Data for this task ->
—————
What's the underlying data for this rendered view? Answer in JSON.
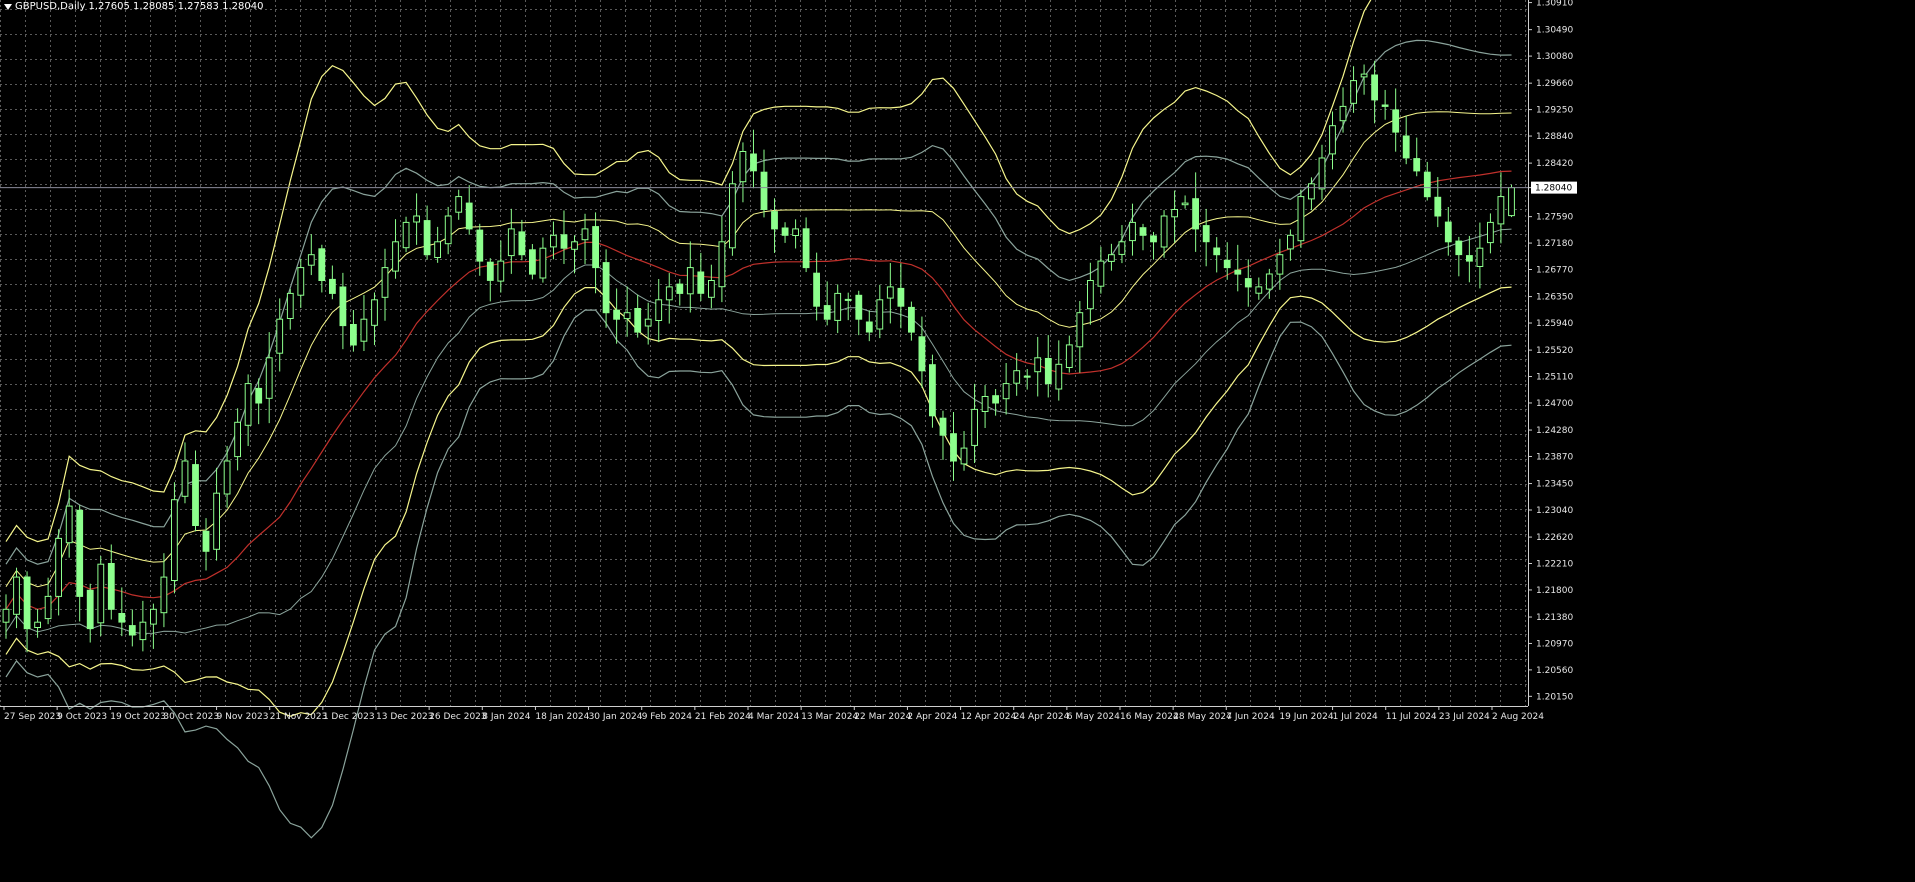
{
  "header": {
    "symbol": "GBPUSD,Daily",
    "ohlc": "1.27605 1.28085 1.27583 1.28040"
  },
  "current_price_label": "1.28040",
  "colors": {
    "background": "#000000",
    "grid": "#5a5a5a",
    "candle": "#8dff8d",
    "upper_band_outer": "#f6f68c",
    "upper_band_inner": "#8aa39b",
    "middle_band": "#c0302b",
    "current_price_line": "#8a8a9a"
  },
  "chart_data": {
    "type": "candlestick",
    "symbol": "GBPUSD",
    "timeframe": "Daily",
    "last_bar": {
      "open": 1.27605,
      "high": 1.28085,
      "low": 1.27583,
      "close": 1.2804
    },
    "y_tick_labels": [
      "1.30910",
      "1.30490",
      "1.30080",
      "1.29660",
      "1.29250",
      "1.28840",
      "1.28420",
      "1.28040",
      "1.27590",
      "1.27180",
      "1.26770",
      "1.26350",
      "1.25940",
      "1.25520",
      "1.25110",
      "1.24700",
      "1.24280",
      "1.23870",
      "1.23450",
      "1.23040",
      "1.22620",
      "1.22210",
      "1.21800",
      "1.21380",
      "1.20970",
      "1.20560",
      "1.20150"
    ],
    "x_tick_labels": [
      "27 Sep 2023",
      "9 Oct 2023",
      "19 Oct 2023",
      "30 Oct 2023",
      "9 Nov 2023",
      "21 Nov 2023",
      "1 Dec 2023",
      "13 Dec 2023",
      "26 Dec 2023",
      "8 Jan 2024",
      "18 Jan 2024",
      "30 Jan 2024",
      "9 Feb 2024",
      "21 Feb 2024",
      "4 Mar 2024",
      "13 Mar 2024",
      "22 Mar 2024",
      "2 Apr 2024",
      "12 Apr 2024",
      "24 Apr 2024",
      "6 May 2024",
      "16 May 2024",
      "28 May 2024",
      "7 Jun 2024",
      "19 Jun 2024",
      "1 Jul 2024",
      "11 Jul 2024",
      "23 Jul 2024",
      "2 Aug 2024"
    ],
    "ylim": [
      1.2,
      1.3095
    ],
    "grid": true,
    "close_path": [
      1.215,
      1.22,
      1.212,
      1.213,
      1.217,
      1.226,
      1.231,
      1.217,
      1.212,
      1.222,
      1.215,
      1.213,
      1.211,
      1.213,
      1.215,
      1.22,
      1.232,
      1.238,
      1.228,
      1.224,
      1.233,
      1.238,
      1.244,
      1.25,
      1.247,
      1.254,
      1.26,
      1.264,
      1.268,
      1.27,
      1.266,
      1.264,
      1.259,
      1.256,
      1.26,
      1.263,
      1.268,
      1.272,
      1.275,
      1.276,
      1.27,
      1.272,
      1.276,
      1.279,
      1.274,
      1.269,
      1.266,
      1.269,
      1.274,
      1.27,
      1.267,
      1.271,
      1.273,
      1.271,
      1.272,
      1.274,
      1.268,
      1.261,
      1.26,
      1.261,
      1.258,
      1.26,
      1.263,
      1.265,
      1.264,
      1.268,
      1.264,
      1.266,
      1.272,
      1.281,
      1.286,
      1.283,
      1.277,
      1.274,
      1.273,
      1.274,
      1.268,
      1.262,
      1.26,
      1.264,
      1.263,
      1.26,
      1.258,
      1.263,
      1.265,
      1.262,
      1.258,
      1.252,
      1.245,
      1.242,
      1.238,
      1.24,
      1.246,
      1.248,
      1.247,
      1.25,
      1.252,
      1.251,
      1.254,
      1.25,
      1.253,
      1.256,
      1.261,
      1.266,
      1.269,
      1.27,
      1.272,
      1.275,
      1.273,
      1.272,
      1.276,
      1.277,
      1.278,
      1.274,
      1.272,
      1.27,
      1.268,
      1.267,
      1.265,
      1.265,
      1.267,
      1.27,
      1.273,
      1.279,
      1.281,
      1.285,
      1.29,
      1.293,
      1.297,
      1.298,
      1.294,
      1.293,
      1.289,
      1.285,
      1.283,
      1.279,
      1.276,
      1.272,
      1.27,
      1.269,
      1.271,
      1.275,
      1.279,
      1.2804
    ]
  }
}
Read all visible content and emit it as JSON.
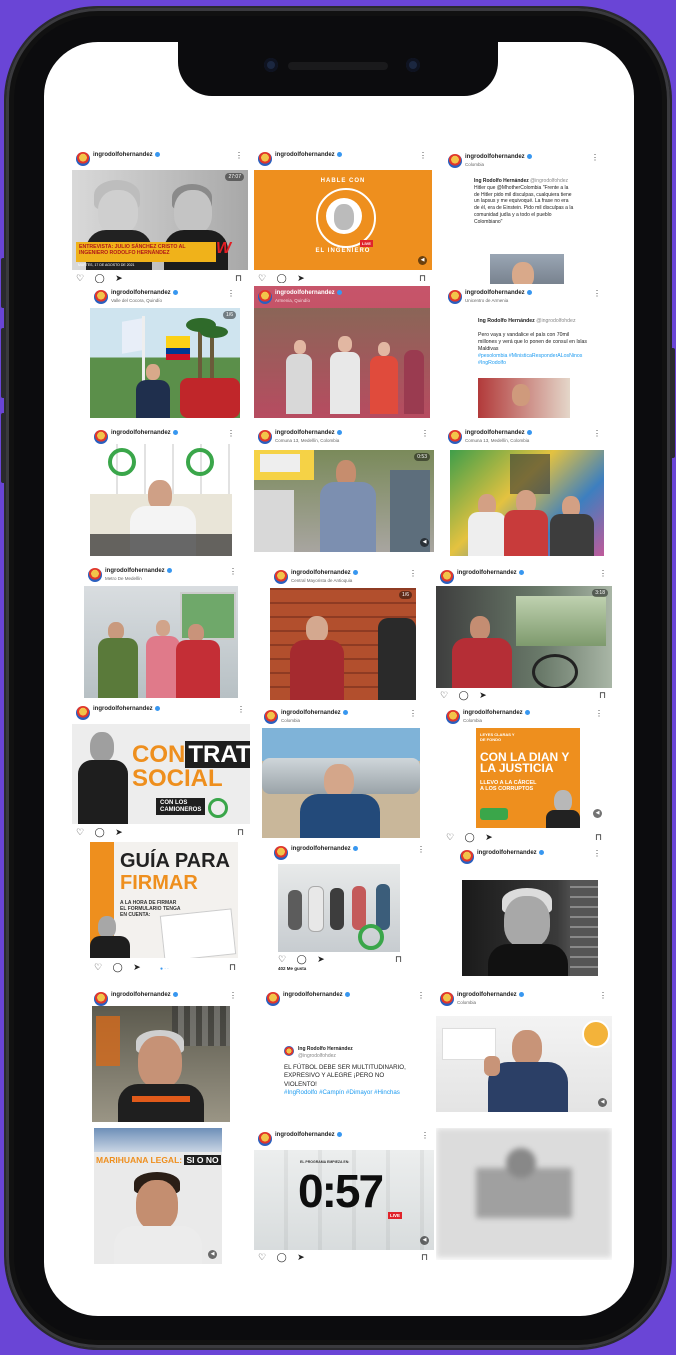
{
  "account": "ingrodolfohernandez",
  "posts": {
    "p1": {
      "loc": "",
      "badge": "27:07",
      "banner_line1": "ENTREVISTA: JULIO SÁNCHEZ CRISTO AL",
      "banner_line2": "INGENIERO RODOLFO HERNÁNDEZ",
      "banner_sub": "MARTES, 17 DE AGOSTO DE 2021"
    },
    "p2": {
      "loc": "",
      "ring_top": "HABLE CON",
      "ring_bottom": "EL INGENIERO",
      "live": "LIVE"
    },
    "p3": {
      "loc": "Colombia",
      "tw_name": "Ing Rodolfo Hernández",
      "tw_handle": "@ingrodolfohdez",
      "tw_text": "Hitler que @MhotherColombia \"Frente a la de Hitler pido mil disculpas, cualquiera tiene un lapsus y me equivoqué. La frase no era de él, era de Einstein. Pido mil disculpas a la comunidad judía y a todo el pueblo Colombiano\""
    },
    "p4": {
      "loc": "Valle del Cocora, Quindío",
      "badge": "1/6"
    },
    "p5": {
      "loc": "Armenia, Quindío"
    },
    "p6": {
      "loc": "Unicentro de Armenia",
      "tw_name": "Ing Rodolfo Hernández",
      "tw_handle": "@ingrodolfohdez",
      "tw_text": "Pero vaya y vandalice el país con 70mil millones y verá que lo ponen de consul en Islas Maldivas",
      "tw_tags": "#pesolombia #MinisticaResponderALosNinos #IngRodolfo"
    },
    "p7": {
      "loc": ""
    },
    "p8": {
      "loc": "Comuna 13, Medellín, Colombia",
      "badge": "0:53"
    },
    "p9": {
      "loc": "Comuna 13, Medellín, Colombia"
    },
    "p10": {
      "loc": "Metro De Medellín"
    },
    "p11": {
      "loc": "Central Mayorista de Antioquia",
      "badge": "1/6"
    },
    "p12": {
      "loc": "",
      "badge": "3:18"
    },
    "p13": {
      "loc": "",
      "t1": "CON",
      "t2": "TRATO",
      "t3": "SOCIAL",
      "t4": "CON LOS",
      "t5": "CAMIONEROS"
    },
    "p14": {
      "loc": "Colombia"
    },
    "p15": {
      "loc": "Colombia",
      "small": "LEYES CLARAS Y DE FONDO",
      "t1": "CON LA DIAN Y",
      "t2": "LA JUSTICIA",
      "t3": "LLEVO A LA CÁRCEL",
      "t4": "A LOS CORRUPTOS"
    },
    "p16": {
      "t1": "GUÍA PARA",
      "t2": "FIRMAR",
      "t3": "A LA HORA DE FIRMAR",
      "t4": "EL FORMULARIO TENGA",
      "t5": "EN CUENTA:"
    },
    "p17": {
      "loc": "",
      "likes": "402 Me gusta"
    },
    "p18": {
      "loc": ""
    },
    "p19": {
      "loc": ""
    },
    "p20": {
      "loc": "",
      "tw_name": "Ing Rodolfo Hernández",
      "tw_handle": "@ingrodolfohdez",
      "tw_text": "EL FÚTBOL DEBE SER MULTITUDINARIO, EXPRESIVO Y ALEGRE ¡PERO NO VIOLENTO!",
      "tw_tags": "#IngRodolfo #Campín #Dimayor #Hinchas"
    },
    "p21": {
      "loc": "Colombia"
    },
    "p22": {
      "t1": "MARIHUANA LEGAL:",
      "t2": "SI O NO"
    },
    "p23": {
      "loc": "",
      "top": "EL PROGRAMA EMPIEZA EN:",
      "timer": "0:57",
      "live": "LIVE"
    }
  },
  "colors": {
    "accent_orange": "#ee8f1e",
    "liga_green": "#3aa64a",
    "verified": "#3897f0",
    "phone_bg": "#6a45d6"
  }
}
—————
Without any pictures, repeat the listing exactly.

Response to this task ->
What's the underlying data for this rendered view? Answer in JSON.
{
  "header": {
    "symbol": "GBPUSD,Daily",
    "ohlc": "1.27605 1.28085 1.27583 1.28040"
  },
  "current_price_label": "1.28040",
  "colors": {
    "background": "#000000",
    "grid": "#5a5a5a",
    "candle": "#8dff8d",
    "upper_band_outer": "#f6f68c",
    "upper_band_inner": "#8aa39b",
    "middle_band": "#c0302b",
    "current_price_line": "#8a8a9a"
  },
  "chart_data": {
    "type": "candlestick",
    "symbol": "GBPUSD",
    "timeframe": "Daily",
    "last_bar": {
      "open": 1.27605,
      "high": 1.28085,
      "low": 1.27583,
      "close": 1.2804
    },
    "y_tick_labels": [
      "1.30910",
      "1.30490",
      "1.30080",
      "1.29660",
      "1.29250",
      "1.28840",
      "1.28420",
      "1.28040",
      "1.27590",
      "1.27180",
      "1.26770",
      "1.26350",
      "1.25940",
      "1.25520",
      "1.25110",
      "1.24700",
      "1.24280",
      "1.23870",
      "1.23450",
      "1.23040",
      "1.22620",
      "1.22210",
      "1.21800",
      "1.21380",
      "1.20970",
      "1.20560",
      "1.20150"
    ],
    "x_tick_labels": [
      "27 Sep 2023",
      "9 Oct 2023",
      "19 Oct 2023",
      "30 Oct 2023",
      "9 Nov 2023",
      "21 Nov 2023",
      "1 Dec 2023",
      "13 Dec 2023",
      "26 Dec 2023",
      "8 Jan 2024",
      "18 Jan 2024",
      "30 Jan 2024",
      "9 Feb 2024",
      "21 Feb 2024",
      "4 Mar 2024",
      "13 Mar 2024",
      "22 Mar 2024",
      "2 Apr 2024",
      "12 Apr 2024",
      "24 Apr 2024",
      "6 May 2024",
      "16 May 2024",
      "28 May 2024",
      "7 Jun 2024",
      "19 Jun 2024",
      "1 Jul 2024",
      "11 Jul 2024",
      "23 Jul 2024",
      "2 Aug 2024"
    ],
    "ylim": [
      1.2,
      1.3095
    ],
    "grid": true,
    "close_path": [
      1.215,
      1.22,
      1.212,
      1.213,
      1.217,
      1.226,
      1.231,
      1.217,
      1.212,
      1.222,
      1.215,
      1.213,
      1.211,
      1.213,
      1.215,
      1.22,
      1.232,
      1.238,
      1.228,
      1.224,
      1.233,
      1.238,
      1.244,
      1.25,
      1.247,
      1.254,
      1.26,
      1.264,
      1.268,
      1.27,
      1.266,
      1.264,
      1.259,
      1.256,
      1.26,
      1.263,
      1.268,
      1.272,
      1.275,
      1.276,
      1.27,
      1.272,
      1.276,
      1.279,
      1.274,
      1.269,
      1.266,
      1.269,
      1.274,
      1.27,
      1.267,
      1.271,
      1.273,
      1.271,
      1.272,
      1.274,
      1.268,
      1.261,
      1.26,
      1.261,
      1.258,
      1.26,
      1.263,
      1.265,
      1.264,
      1.268,
      1.264,
      1.266,
      1.272,
      1.281,
      1.286,
      1.283,
      1.277,
      1.274,
      1.273,
      1.274,
      1.268,
      1.262,
      1.26,
      1.264,
      1.263,
      1.26,
      1.258,
      1.263,
      1.265,
      1.262,
      1.258,
      1.252,
      1.245,
      1.242,
      1.238,
      1.24,
      1.246,
      1.248,
      1.247,
      1.25,
      1.252,
      1.251,
      1.254,
      1.25,
      1.253,
      1.256,
      1.261,
      1.266,
      1.269,
      1.27,
      1.272,
      1.275,
      1.273,
      1.272,
      1.276,
      1.277,
      1.278,
      1.274,
      1.272,
      1.27,
      1.268,
      1.267,
      1.265,
      1.265,
      1.267,
      1.27,
      1.273,
      1.279,
      1.281,
      1.285,
      1.29,
      1.293,
      1.297,
      1.298,
      1.294,
      1.293,
      1.289,
      1.285,
      1.283,
      1.279,
      1.276,
      1.272,
      1.27,
      1.269,
      1.271,
      1.275,
      1.279,
      1.2804
    ]
  }
}
Read all visible content and emit it as JSON.
{
  "account": "ingrodolfohernandez",
  "posts": {
    "p1": {
      "loc": "",
      "badge": "27:07",
      "banner_line1": "ENTREVISTA: JULIO SÁNCHEZ CRISTO AL",
      "banner_line2": "INGENIERO RODOLFO HERNÁNDEZ",
      "banner_sub": "MARTES, 17 DE AGOSTO DE 2021"
    },
    "p2": {
      "loc": "",
      "ring_top": "HABLE CON",
      "ring_bottom": "EL INGENIERO",
      "live": "LIVE"
    },
    "p3": {
      "loc": "Colombia",
      "tw_name": "Ing Rodolfo Hernández",
      "tw_handle": "@ingrodolfohdez",
      "tw_text": "Hitler que @MhotherColombia \"Frente a la de Hitler pido mil disculpas, cualquiera tiene un lapsus y me equivoqué. La frase no era de él, era de Einstein. Pido mil disculpas a la comunidad judía y a todo el pueblo Colombiano\""
    },
    "p4": {
      "loc": "Valle del Cocora, Quindío",
      "badge": "1/6"
    },
    "p5": {
      "loc": "Armenia, Quindío"
    },
    "p6": {
      "loc": "Unicentro de Armenia",
      "tw_name": "Ing Rodolfo Hernández",
      "tw_handle": "@ingrodolfohdez",
      "tw_text": "Pero vaya y vandalice el país con 70mil millones y verá que lo ponen de consul en Islas Maldivas",
      "tw_tags": "#pesolombia #MinisticaResponderALosNinos #IngRodolfo"
    },
    "p7": {
      "loc": ""
    },
    "p8": {
      "loc": "Comuna 13, Medellín, Colombia",
      "badge": "0:53"
    },
    "p9": {
      "loc": "Comuna 13, Medellín, Colombia"
    },
    "p10": {
      "loc": "Metro De Medellín"
    },
    "p11": {
      "loc": "Central Mayorista de Antioquia",
      "badge": "1/6"
    },
    "p12": {
      "loc": "",
      "badge": "3:18"
    },
    "p13": {
      "loc": "",
      "t1": "CON",
      "t2": "TRATO",
      "t3": "SOCIAL",
      "t4": "CON LOS",
      "t5": "CAMIONEROS"
    },
    "p14": {
      "loc": "Colombia"
    },
    "p15": {
      "loc": "Colombia",
      "small": "LEYES CLARAS Y DE FONDO",
      "t1": "CON LA DIAN Y",
      "t2": "LA JUSTICIA",
      "t3": "LLEVO A LA CÁRCEL",
      "t4": "A LOS CORRUPTOS"
    },
    "p16": {
      "t1": "GUÍA PARA",
      "t2": "FIRMAR",
      "t3": "A LA HORA DE FIRMAR",
      "t4": "EL FORMULARIO TENGA",
      "t5": "EN CUENTA:"
    },
    "p17": {
      "loc": "",
      "likes": "402 Me gusta"
    },
    "p18": {
      "loc": ""
    },
    "p19": {
      "loc": ""
    },
    "p20": {
      "loc": "",
      "tw_name": "Ing Rodolfo Hernández",
      "tw_handle": "@ingrodolfohdez",
      "tw_text": "EL FÚTBOL DEBE SER MULTITUDINARIO, EXPRESIVO Y ALEGRE ¡PERO NO VIOLENTO!",
      "tw_tags": "#IngRodolfo #Campín #Dimayor #Hinchas"
    },
    "p21": {
      "loc": "Colombia"
    },
    "p22": {
      "t1": "MARIHUANA LEGAL:",
      "t2": "SI O NO"
    },
    "p23": {
      "loc": "",
      "top": "EL PROGRAMA EMPIEZA EN:",
      "timer": "0:57",
      "live": "LIVE"
    }
  },
  "colors": {
    "accent_orange": "#ee8f1e",
    "liga_green": "#3aa64a",
    "verified": "#3897f0",
    "phone_bg": "#6a45d6"
  }
}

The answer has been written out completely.